Wednesday, November 23, 2011

Blogging Towards Sunday, November 27th

Today’s passage of Mark continues the teaching of Jesus in parables. Undoubtedly, since Mark is a good writer, it is directly connected to the parable of the Sower and the Seed (Mark 4:1-20).  In that parable we learn of God’s abundant and amazing grace similar to seeds scattered on diverse and different types of soil.  God gives the gift of faith and then grows it as we respond.  We’re not just passive observers, but also actively involved.

lamps | measures | seeds oh my!

The first parable of the lamp and the bushel remind me of my childhood and the song we often sang in Sunday School, “hide it under a bushel? No!  I’m gonna let it shine!”  But that’s from Matthew 5.  It’s not what Jesus is talking about here.  What is Jesus talking about with the hidden and made manifest?  A light is meant to illuminate the room.  Why then do we need ears to hear?  Isn’t it obvious?  Not to me! 

Friday, November 18, 2011

Bumper Sticker of the Week

Questions for going deeper with the Scriptures for today, November 20th

Today’s passage of Mark contains the first major teaching passage included in the gospel.  Several times Mark has emphasized Jesus’ teaching prowess and the way in which his teaching has an authority that many have never yet witnessed (examples include Mark 1:21-22; 1:39, 2:1-3).  Jesus tells a parable in response to the concluding verse (35) of chapter 3.  “Whoever does God’s will is my brother and sister and mother.”  So how do we know what’s God will is?

structure of the text – what’s in a parable?

The first teaching narrative is a parable.  It’s a Greek word that has taken on a new meaning because of the gospel and is used in most modern languages.  So what is a parable?

Tuesday, November 08, 2011

 Blogging Towards Sunday, November 13

Today’s passage of Mark begins following the description of the 12th of the 12 disciples as the one who will betray Jesus (3.19) and then continues describing those who oppose Jesus who range from the Jerusalem scribes – or religious experts – to include even his own nuclear family.  What role does family play in our lives? How do we understand family today?

Friday, November 04, 2011

Occupy Oakland

There's been much brouhaha about Occupy Oakland for the past days, in particular since the police intervention last week and the general strike yesterday.  I am quite progressive and believe that the Occupy movement can bring about good for our society.  So either I'm objective or subjective, as we each can only start our thought process from our own individual point of view.  Today I've heard on the radio and read in media and notes that Oakland has sunk into violence and that the occupy movement is a shame and a sham.

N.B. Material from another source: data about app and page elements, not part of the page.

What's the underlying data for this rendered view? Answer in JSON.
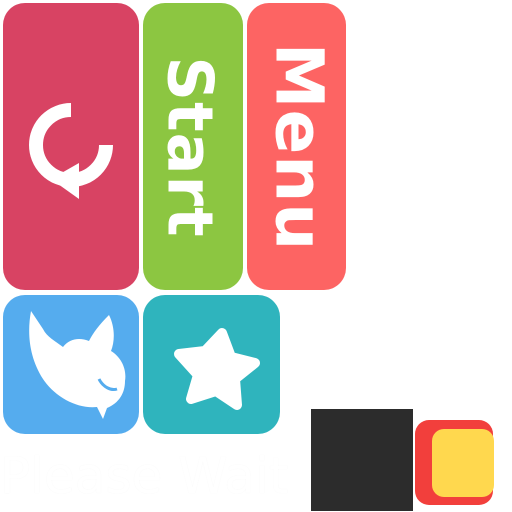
{
  "buttons": {
    "replay": {
      "icon": "replay-icon",
      "color": "#d84363"
    },
    "start": {
      "label": "Start",
      "color": "#8cc641"
    },
    "menu": {
      "label": "Menu",
      "color": "#fd6463"
    },
    "twitter": {
      "icon": "bird-icon",
      "color": "#55acee"
    },
    "rate": {
      "icon": "star-icon",
      "color": "#2fb4bd"
    }
  },
  "loading": {
    "text": "Please Wait"
  },
  "swatches": {
    "dark": "#2c2c2c",
    "checkbox_outer": "#f23f3c",
    "checkbox_inner": "#ffd84e"
  }
}
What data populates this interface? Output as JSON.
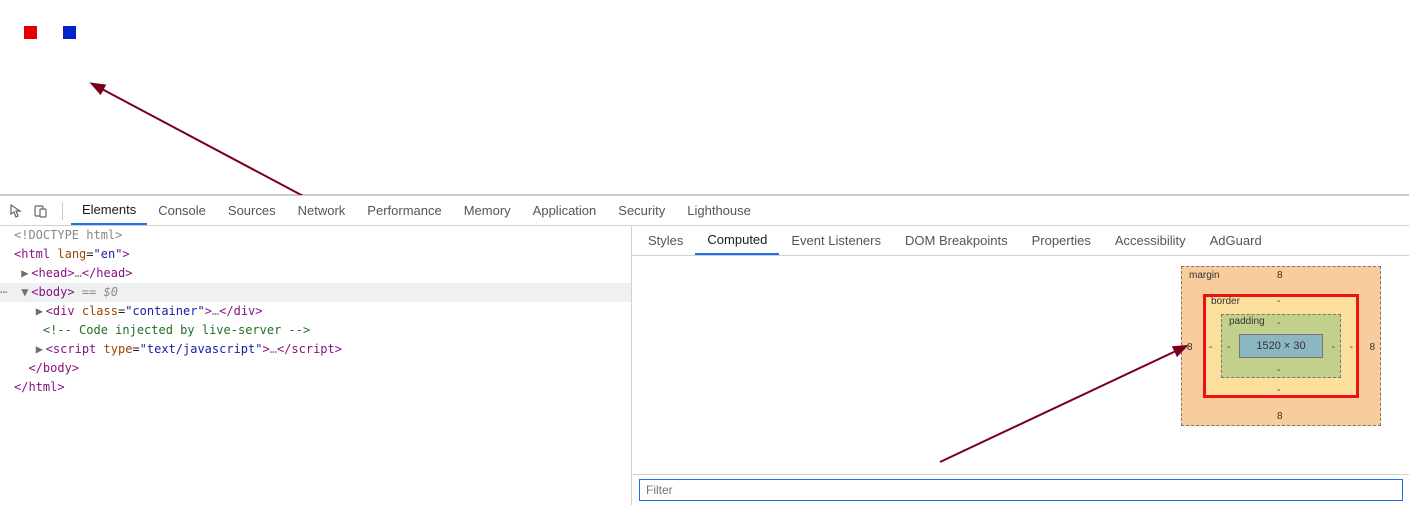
{
  "tabs": {
    "main": [
      "Elements",
      "Console",
      "Sources",
      "Network",
      "Performance",
      "Memory",
      "Application",
      "Security",
      "Lighthouse"
    ],
    "main_active": "Elements",
    "side": [
      "Styles",
      "Computed",
      "Event Listeners",
      "DOM Breakpoints",
      "Properties",
      "Accessibility",
      "AdGuard"
    ],
    "side_active": "Computed"
  },
  "dom": {
    "doctype": "<!DOCTYPE html>",
    "html_open": "<html lang=\"en\">",
    "head": "<head>…</head>",
    "body_open": "<body>",
    "body_eq": " == $0",
    "div": "<div class=\"container\">…</div>",
    "comment": "<!-- Code injected by live-server -->",
    "script": "<script type=\"text/javascript\">…</script>",
    "body_close": "</body>",
    "html_close": "</html>"
  },
  "box_model": {
    "labels": {
      "margin": "margin",
      "border": "border",
      "padding": "padding"
    },
    "margin": {
      "top": "8",
      "right": "8",
      "bottom": "8",
      "left": "8"
    },
    "border": {
      "top": "-",
      "right": "-",
      "bottom": "-",
      "left": "-"
    },
    "padding": {
      "top": "-",
      "right": "-",
      "bottom": "-",
      "left": "-"
    },
    "content": "1520 × 30"
  },
  "filter": {
    "placeholder": "Filter"
  }
}
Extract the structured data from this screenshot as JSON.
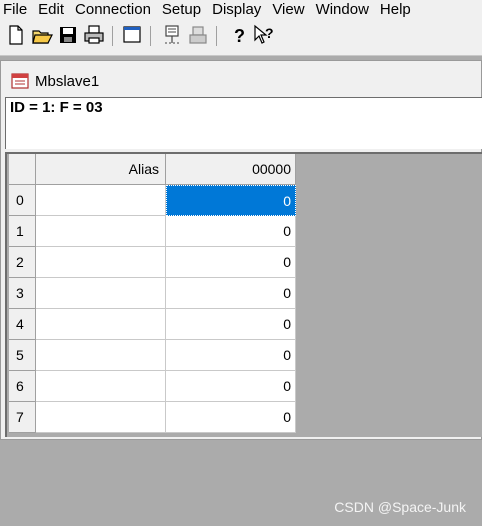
{
  "menu": [
    "File",
    "Edit",
    "Connection",
    "Setup",
    "Display",
    "View",
    "Window",
    "Help"
  ],
  "toolbar": {
    "icons": [
      "new-file-icon",
      "open-folder-icon",
      "save-icon",
      "print-icon",
      "window-icon",
      "read-connect-icon",
      "disconnect-icon",
      "help-icon",
      "context-help-icon"
    ]
  },
  "window": {
    "title": "Mbslave1",
    "info": "ID = 1: F = 03"
  },
  "table": {
    "headers": {
      "alias": "Alias",
      "col": "00000"
    },
    "rows": [
      {
        "num": "0",
        "alias": "",
        "value": "0"
      },
      {
        "num": "1",
        "alias": "",
        "value": "0"
      },
      {
        "num": "2",
        "alias": "",
        "value": "0"
      },
      {
        "num": "3",
        "alias": "",
        "value": "0"
      },
      {
        "num": "4",
        "alias": "",
        "value": "0"
      },
      {
        "num": "5",
        "alias": "",
        "value": "0"
      },
      {
        "num": "6",
        "alias": "",
        "value": "0"
      },
      {
        "num": "7",
        "alias": "",
        "value": "0"
      }
    ]
  },
  "watermark": "CSDN @Space-Junk",
  "colors": {
    "selection": "#0078d7",
    "mdi_bg": "#ababab"
  }
}
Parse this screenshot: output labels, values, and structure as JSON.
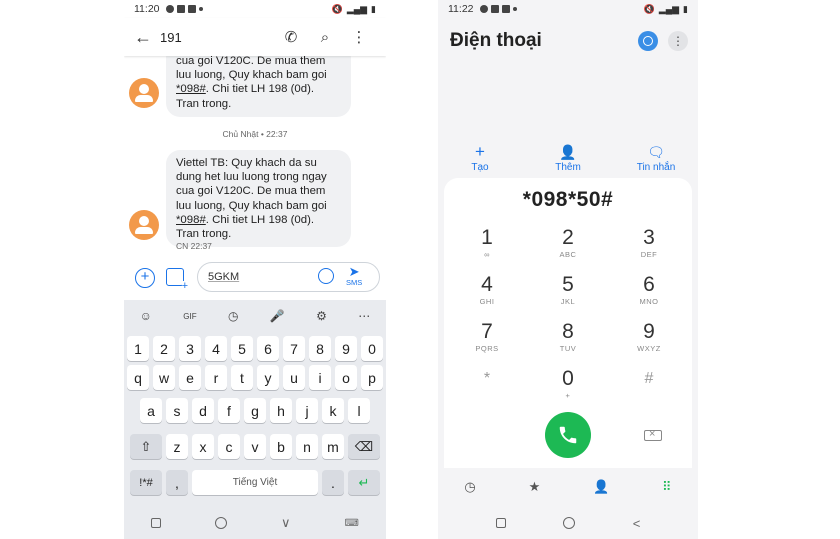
{
  "left": {
    "status": {
      "time": "11:20"
    },
    "appbar": {
      "back": "←",
      "title": "191",
      "call": "✆",
      "search": "⌕",
      "more": "⋮"
    },
    "msg1": {
      "l1": "cua goi V120C. De mua them",
      "l2": "luu luong, Quy khach bam goi",
      "code": "*098#",
      "l3tail": ". Chi tiet LH 198 (0d).",
      "l4": "Tran trong."
    },
    "date_separator": "Chủ Nhật • 22:37",
    "msg2": {
      "l1": "Viettel TB: Quy khach da su",
      "l2": "dung het luu luong trong ngay",
      "l3": "cua goi V120C. De mua them",
      "l4": "luu luong, Quy khach bam goi",
      "code": "*098#",
      "l5tail": ". Chi tiet LH 198 (0d).",
      "l6": "Tran trong.",
      "meta": "CN 22:37"
    },
    "compose": {
      "add": "+",
      "value": "5GKM",
      "send_label": "SMS"
    },
    "keyboard": {
      "toolbar": [
        "☺",
        "GIF",
        "◷",
        "🎤",
        "⚙",
        "⋯"
      ],
      "row1": [
        "1",
        "2",
        "3",
        "4",
        "5",
        "6",
        "7",
        "8",
        "9",
        "0"
      ],
      "row2": [
        "q",
        "w",
        "e",
        "r",
        "t",
        "y",
        "u",
        "i",
        "o",
        "p"
      ],
      "row3": [
        "a",
        "s",
        "d",
        "f",
        "g",
        "h",
        "j",
        "k",
        "l"
      ],
      "row4": [
        "⇧",
        "z",
        "x",
        "c",
        "v",
        "b",
        "n",
        "m",
        "⌫"
      ],
      "symbols": "!*#",
      "comma": ",",
      "space": "Tiếng Việt",
      "period": ".",
      "enter": "↵"
    },
    "nav": {
      "back": "∨",
      "kbd": "⌨"
    }
  },
  "right": {
    "status": {
      "time": "11:22"
    },
    "title": "Điện thoại",
    "more": "⋮",
    "actions": [
      {
        "icon": "+",
        "label": "Tạo"
      },
      {
        "icon": "👤",
        "label": "Thêm"
      },
      {
        "icon": "🗨",
        "label": "Tin nhắn"
      }
    ],
    "number": "*098*50#",
    "keys": [
      {
        "digit": "1",
        "letters": "∞"
      },
      {
        "digit": "2",
        "letters": "ABC"
      },
      {
        "digit": "3",
        "letters": "DEF"
      },
      {
        "digit": "4",
        "letters": "GHI"
      },
      {
        "digit": "5",
        "letters": "JKL"
      },
      {
        "digit": "6",
        "letters": "MNO"
      },
      {
        "digit": "7",
        "letters": "PQRS"
      },
      {
        "digit": "8",
        "letters": "TUV"
      },
      {
        "digit": "9",
        "letters": "WXYZ"
      },
      {
        "digit": "*",
        "letters": ""
      },
      {
        "digit": "0",
        "letters": "+"
      },
      {
        "digit": "#",
        "letters": ""
      }
    ],
    "tabs": [
      "◷",
      "★",
      "👤",
      "⠿"
    ],
    "nav": {
      "back": "<"
    },
    "colors": {
      "accent": "#1a73e8",
      "call": "#1db954"
    }
  }
}
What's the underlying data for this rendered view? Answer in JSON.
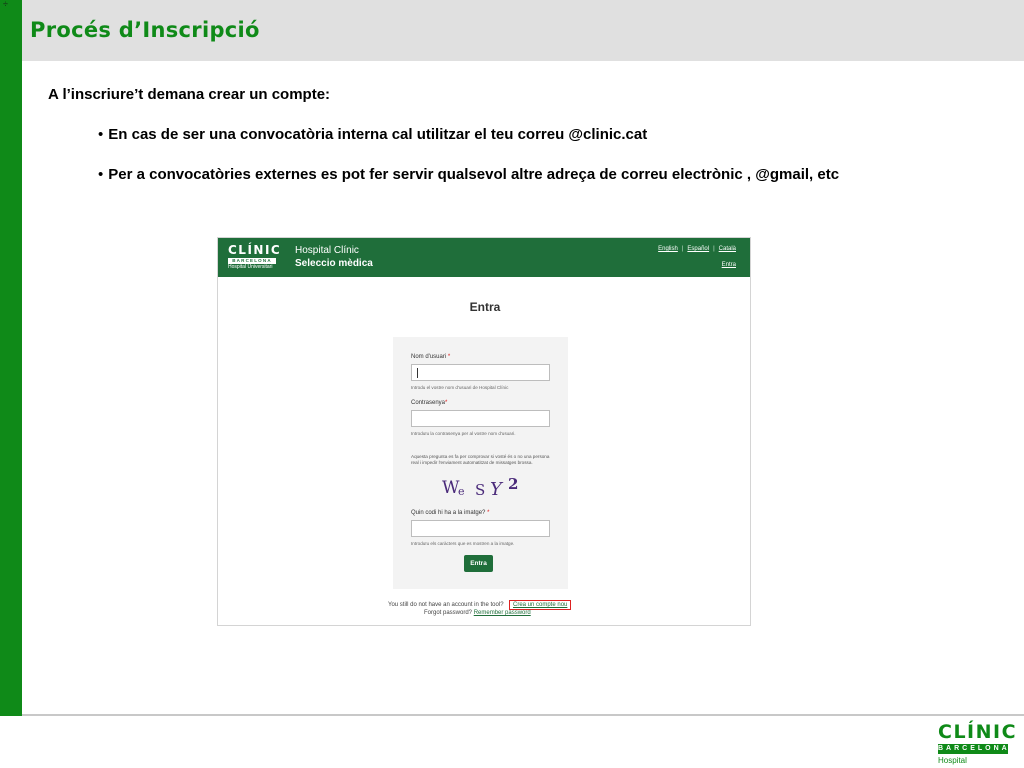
{
  "slide": {
    "corner_mark": "÷",
    "title": "Procés d’Inscripció",
    "intro": "A l’inscriure’t demana crear un compte:",
    "bullets": [
      "En cas de ser una convocatòria interna  cal  utilitzar el teu correu @clinic.cat",
      "Per a convocatòries externes es pot fer servir qualsevol altre adreça de correu electrònic , @gmail,  etc"
    ],
    "bullet_symbol": "•"
  },
  "screenshot": {
    "logo": {
      "name": "CLÍNIC",
      "sub": "BARCELONA",
      "sub2": "Hospital Universitari"
    },
    "header_title": "Hospital Clínic",
    "header_subtitle": "Seleccio mèdica",
    "languages": [
      "English",
      "Español",
      "Català"
    ],
    "header_login": "Entra",
    "heading": "Entra",
    "username_label": "Nom d'usuari",
    "username_help": "Introdu el vostre nom d'usuari de Hospital Clínic",
    "password_label": "Contrasenya",
    "password_help": "Introduïu la contrasenya per al vostre nom d'usuari.",
    "required_mark": "*",
    "captcha_note": "Aquesta pregunta es fa per comprovar si vosté és o no una persona real i impedir l'enviament automatitzat de missatges brossa.",
    "captcha_chars": [
      "W",
      "e",
      "S",
      "Y",
      "2"
    ],
    "captcha_label": "Quin codi hi ha a la imatge?",
    "captcha_help": "Introduïu els caràcters que es mostren a la imatge.",
    "submit": "Entra",
    "account_text": "You still do not have an account in the tool?",
    "create_account": "Crea un compte nou",
    "forgot_text": "Forgot password?",
    "forgot_link": "Remember password"
  },
  "footer_logo": {
    "name": "CLÍNIC",
    "sub": "BARCELONA",
    "sub2": "Hospital Universitari"
  },
  "colors": {
    "accent": "#0f8a18",
    "header_green": "#1f6e3a",
    "highlight": "#dd2222"
  }
}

I spent most of the afternoon yesterday in downtown Oakland at the occupy general strike headquarters with my 9 and 7 year old children.  We heard music and speakers.  We saw signs, posters, educational murals and a candle ridden station for peace.  We inhaled marijuana that was smoked by some.  We heard prayers offered at the inter-religious tent.  We saw babies in strollers and carriers on the parents' backs.  We saw grandparents with their grandchildren.  We saw school groups in matching t-shirts.  We saw teachers, urban professionals, homeless, students, diverse clergy and random working class folks all milling around together peacefully.  It seemed much more like a music festival or neighborhood festival than a riot or chaotic gathering of looters.  Never was I afraid - for myself or my children.

Blogging Towards Sunday, November 6th     

Today’s passage of Mark tells of the increasing power of the ministry of Jesus and this of his choice to name a group of twelve disciples who will be his inner circle and constant companions. 

the spreading impact of jesus among the people | Mark 3:7-12

The people are overwhelmed with gratitude for Jesus.  His words, presence and healing actions seem to touch a need, to connect with a deep common longing for something unknown, promised and dreamed of.  Mark describes the crowd as if they are going to crush Jesus, as they press upon him and exert pressure upon him to respond to their needs and desires.   Interestingly enough the entire narrative is structured around the actions of Jesus.  He is not passive, but active, setting the tone, changing the conversation, challenging the status quo (v. 7, 9 12 are his actions which frame the story).